New copies of Dungeons & Dragons 4th Edition for Dummies book sell for less than a typical D&D hard cover, and it is a surprisingly useful resource for regular players.

New copies of Dungeons & Dragons 4th Edition for Dummies book sell for less than a typical D&D hard cover, and it is a surprisingly useful resource for regular players.

During a recent trip to the public library, this writer observed a copy of Dungeons & Dragons 4th Edition for Dummies by Bill Slavicsek and Richard Baker, sitting unnoticed on a shelf in the sports and gaming section. The text was initially borrowed for amusement purposes; after all, most books in the “for Dummies” series are so basic and generic in nature that they are often useless to anyone even remotely acquainted with the topic at hand.

The book is composed of five parts: a D&D Crash Course, Building a D&D Character, Playing your Best Game, the Art of Dungeon Mastering, and the Part of Tens.
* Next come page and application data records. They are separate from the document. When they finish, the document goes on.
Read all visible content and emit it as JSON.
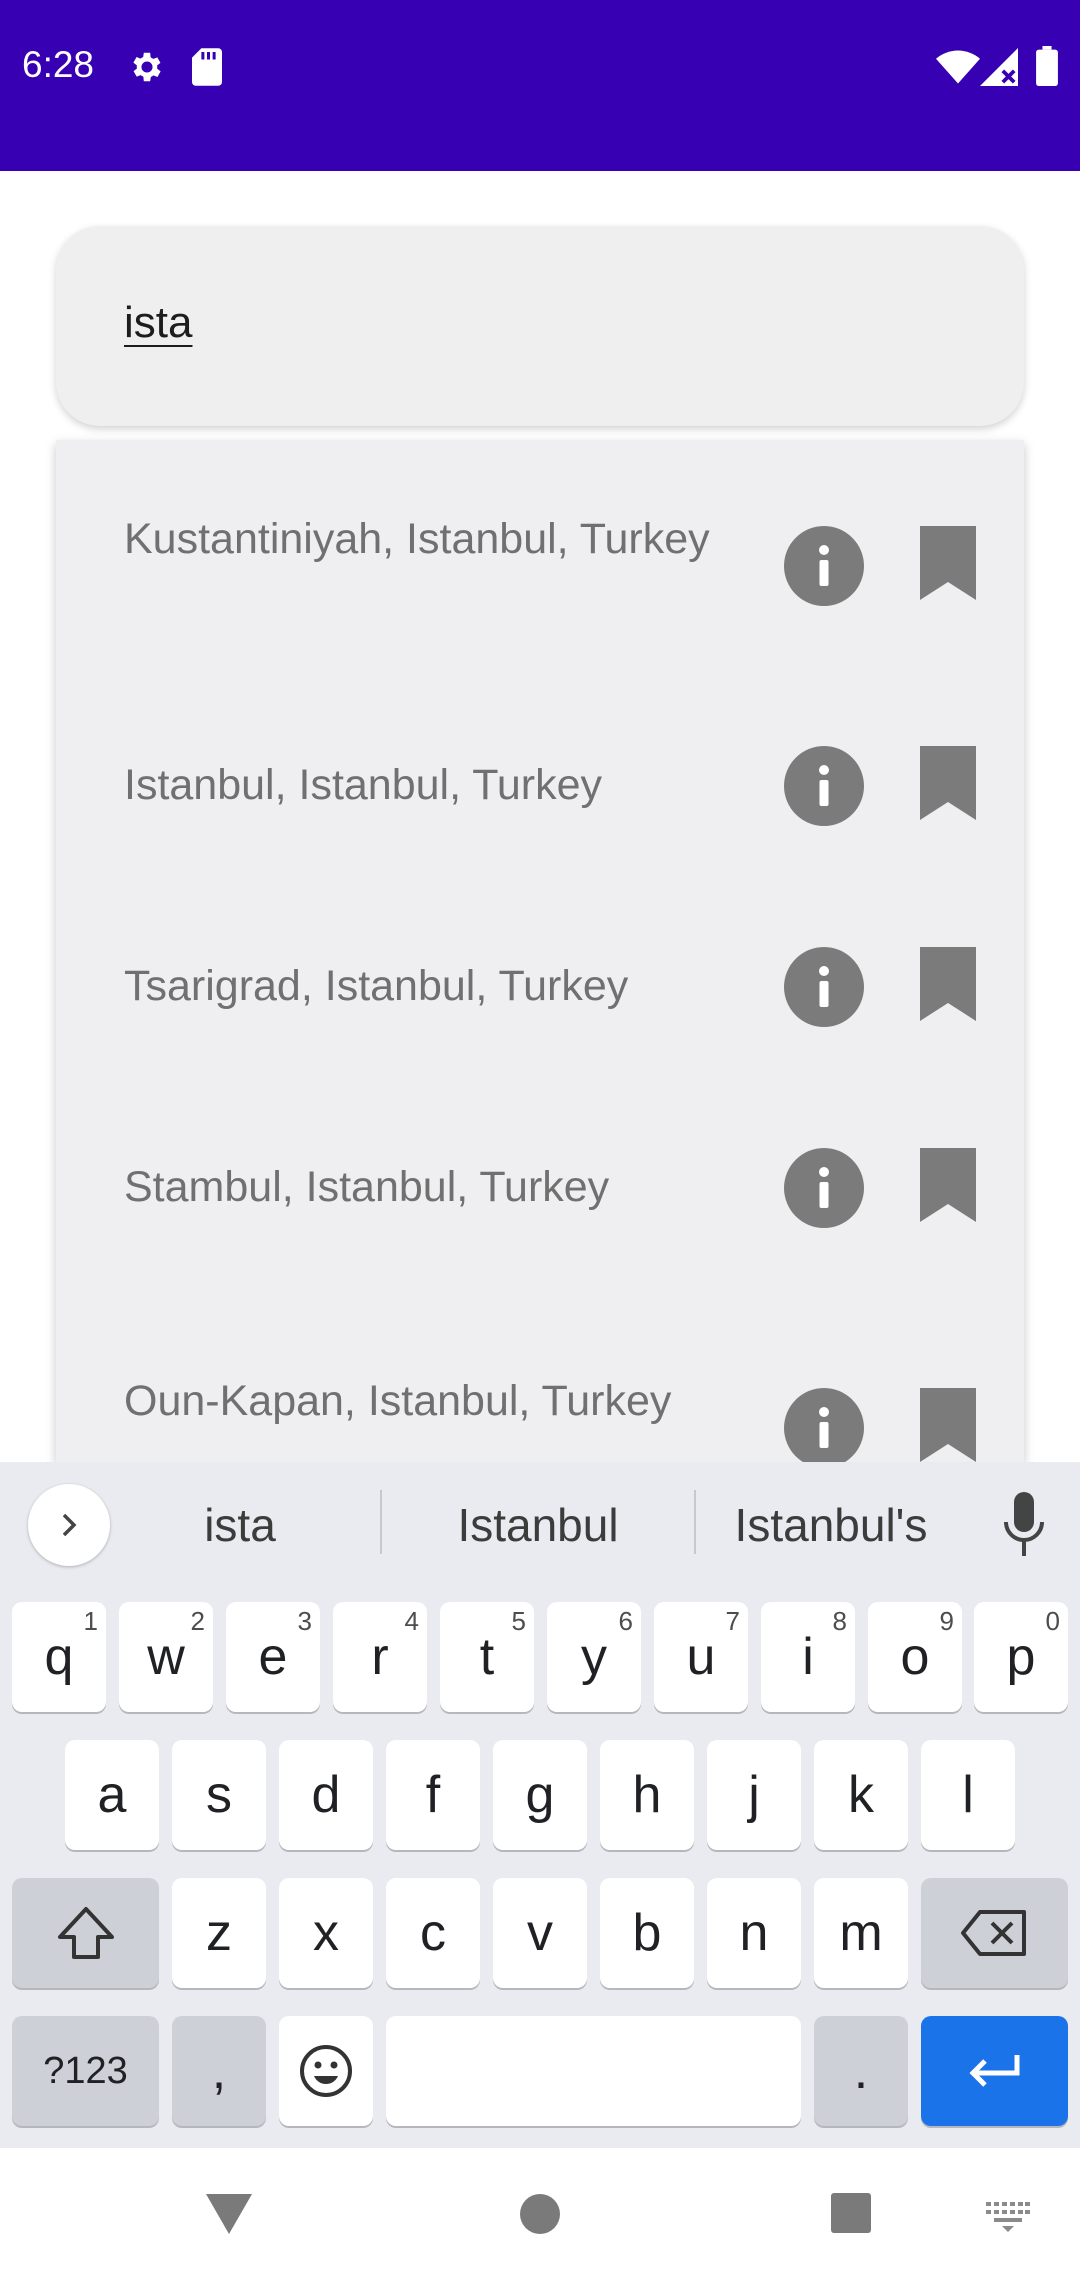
{
  "status_bar": {
    "time": "6:28",
    "left_icons": [
      "gear-icon",
      "sd-card-icon"
    ],
    "right_icons": [
      "wifi-icon",
      "signal-icon",
      "battery-icon"
    ],
    "background": "#3700b3"
  },
  "search": {
    "value": "ista"
  },
  "suggestions": [
    {
      "label": "Kustantiniyah, Istanbul, Turkey"
    },
    {
      "label": "Istanbul, Istanbul, Turkey"
    },
    {
      "label": "Tsarigrad, Istanbul, Turkey"
    },
    {
      "label": "Stambul, Istanbul, Turkey"
    },
    {
      "label": "Oun-Kapan, Istanbul, Turkey"
    }
  ],
  "keyboard": {
    "word_suggestions": [
      "ista",
      "Istanbul",
      "Istanbul's"
    ],
    "row1": [
      {
        "key": "q",
        "hint": "1"
      },
      {
        "key": "w",
        "hint": "2"
      },
      {
        "key": "e",
        "hint": "3"
      },
      {
        "key": "r",
        "hint": "4"
      },
      {
        "key": "t",
        "hint": "5"
      },
      {
        "key": "y",
        "hint": "6"
      },
      {
        "key": "u",
        "hint": "7"
      },
      {
        "key": "i",
        "hint": "8"
      },
      {
        "key": "o",
        "hint": "9"
      },
      {
        "key": "p",
        "hint": "0"
      }
    ],
    "row2": [
      "a",
      "s",
      "d",
      "f",
      "g",
      "h",
      "j",
      "k",
      "l"
    ],
    "row3": [
      "z",
      "x",
      "c",
      "v",
      "b",
      "n",
      "m"
    ],
    "symbols_label": "?123",
    "comma_label": ",",
    "period_label": ".",
    "enter_color": "#1a73e8"
  },
  "nav_bar": {
    "icons": [
      "back-icon",
      "home-icon",
      "recents-icon",
      "keyboard-switch-icon"
    ]
  }
}
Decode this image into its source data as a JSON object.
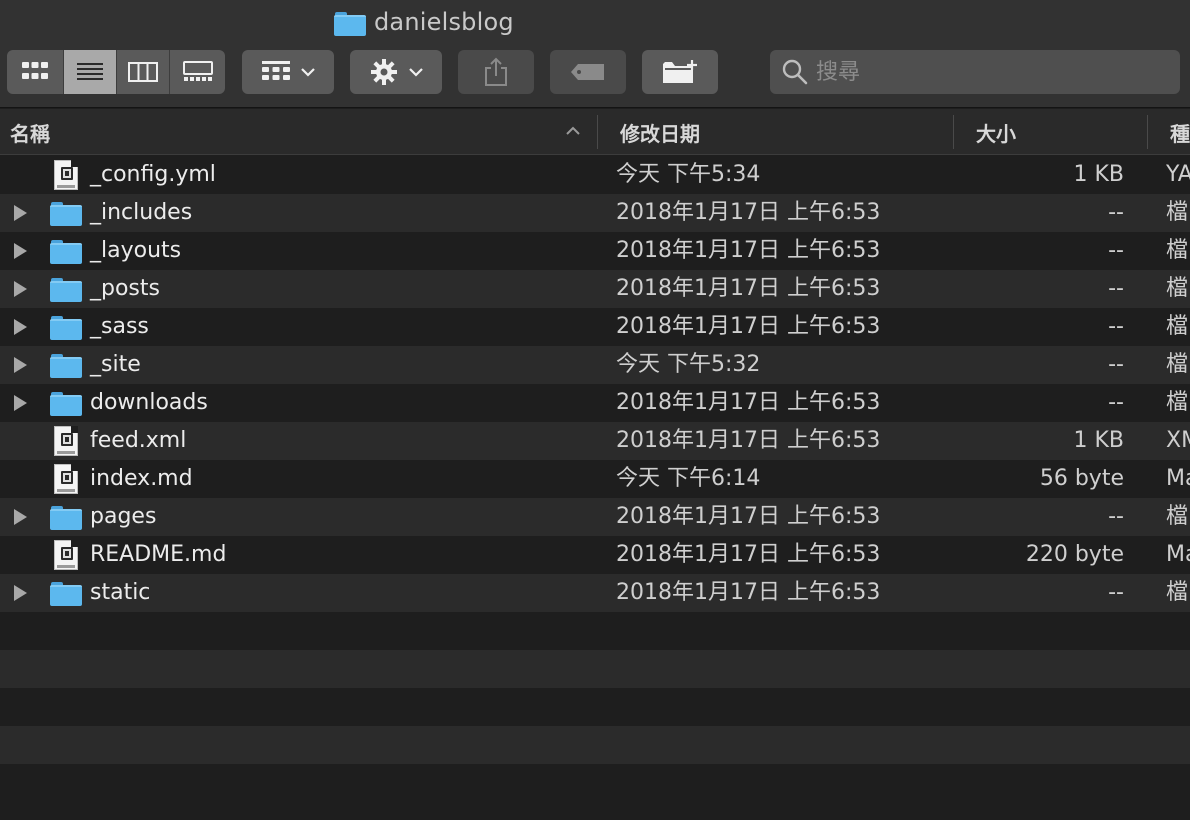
{
  "window": {
    "title": "danielsblog"
  },
  "toolbar": {
    "view_modes": [
      "icon-view-icon",
      "list-view-icon",
      "column-view-icon",
      "gallery-view-icon"
    ],
    "active_view": "list",
    "group_icon": "group-by-icon",
    "action_icon": "gear-icon",
    "share_icon": "share-icon",
    "tag_icon": "tag-icon",
    "new_folder_icon": "new-folder-icon",
    "search_placeholder": "搜尋"
  },
  "columns": {
    "name": "名稱",
    "date": "修改日期",
    "size": "大小",
    "kind": "種"
  },
  "files": [
    {
      "name": "_config.yml",
      "type": "file",
      "date": "今天 下午5:34",
      "size": "1 KB",
      "kind": "YA"
    },
    {
      "name": "_includes",
      "type": "folder",
      "date": "2018年1月17日 上午6:53",
      "size": "--",
      "kind": "檔"
    },
    {
      "name": "_layouts",
      "type": "folder",
      "date": "2018年1月17日 上午6:53",
      "size": "--",
      "kind": "檔"
    },
    {
      "name": "_posts",
      "type": "folder",
      "date": "2018年1月17日 上午6:53",
      "size": "--",
      "kind": "檔"
    },
    {
      "name": "_sass",
      "type": "folder",
      "date": "2018年1月17日 上午6:53",
      "size": "--",
      "kind": "檔"
    },
    {
      "name": "_site",
      "type": "folder",
      "date": "今天 下午5:32",
      "size": "--",
      "kind": "檔"
    },
    {
      "name": "downloads",
      "type": "folder",
      "date": "2018年1月17日 上午6:53",
      "size": "--",
      "kind": "檔"
    },
    {
      "name": "feed.xml",
      "type": "file",
      "date": "2018年1月17日 上午6:53",
      "size": "1 KB",
      "kind": "XM"
    },
    {
      "name": "index.md",
      "type": "file",
      "date": "今天 下午6:14",
      "size": "56 byte",
      "kind": "Ma"
    },
    {
      "name": "pages",
      "type": "folder",
      "date": "2018年1月17日 上午6:53",
      "size": "--",
      "kind": "檔"
    },
    {
      "name": "README.md",
      "type": "file",
      "date": "2018年1月17日 上午6:53",
      "size": "220 byte",
      "kind": "Ma"
    },
    {
      "name": "static",
      "type": "folder",
      "date": "2018年1月17日 上午6:53",
      "size": "--",
      "kind": "檔"
    }
  ],
  "colors": {
    "folder": "#5cb8ee",
    "background": "#1e1e1e",
    "stripe": "#2b2b2b",
    "toolbar": "#323232"
  }
}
The first two parts contain very basic information most D&D fourth Edition (4e) players would know from simply reading the rules – the book is for “dummies,” after all.  But the subsequent parts include a surprisingly large amount of material that sheds light upon what the game designers had in mind when creating 4e game mechanics, and how those mechanics differ from prior editions of the game.  Continue reading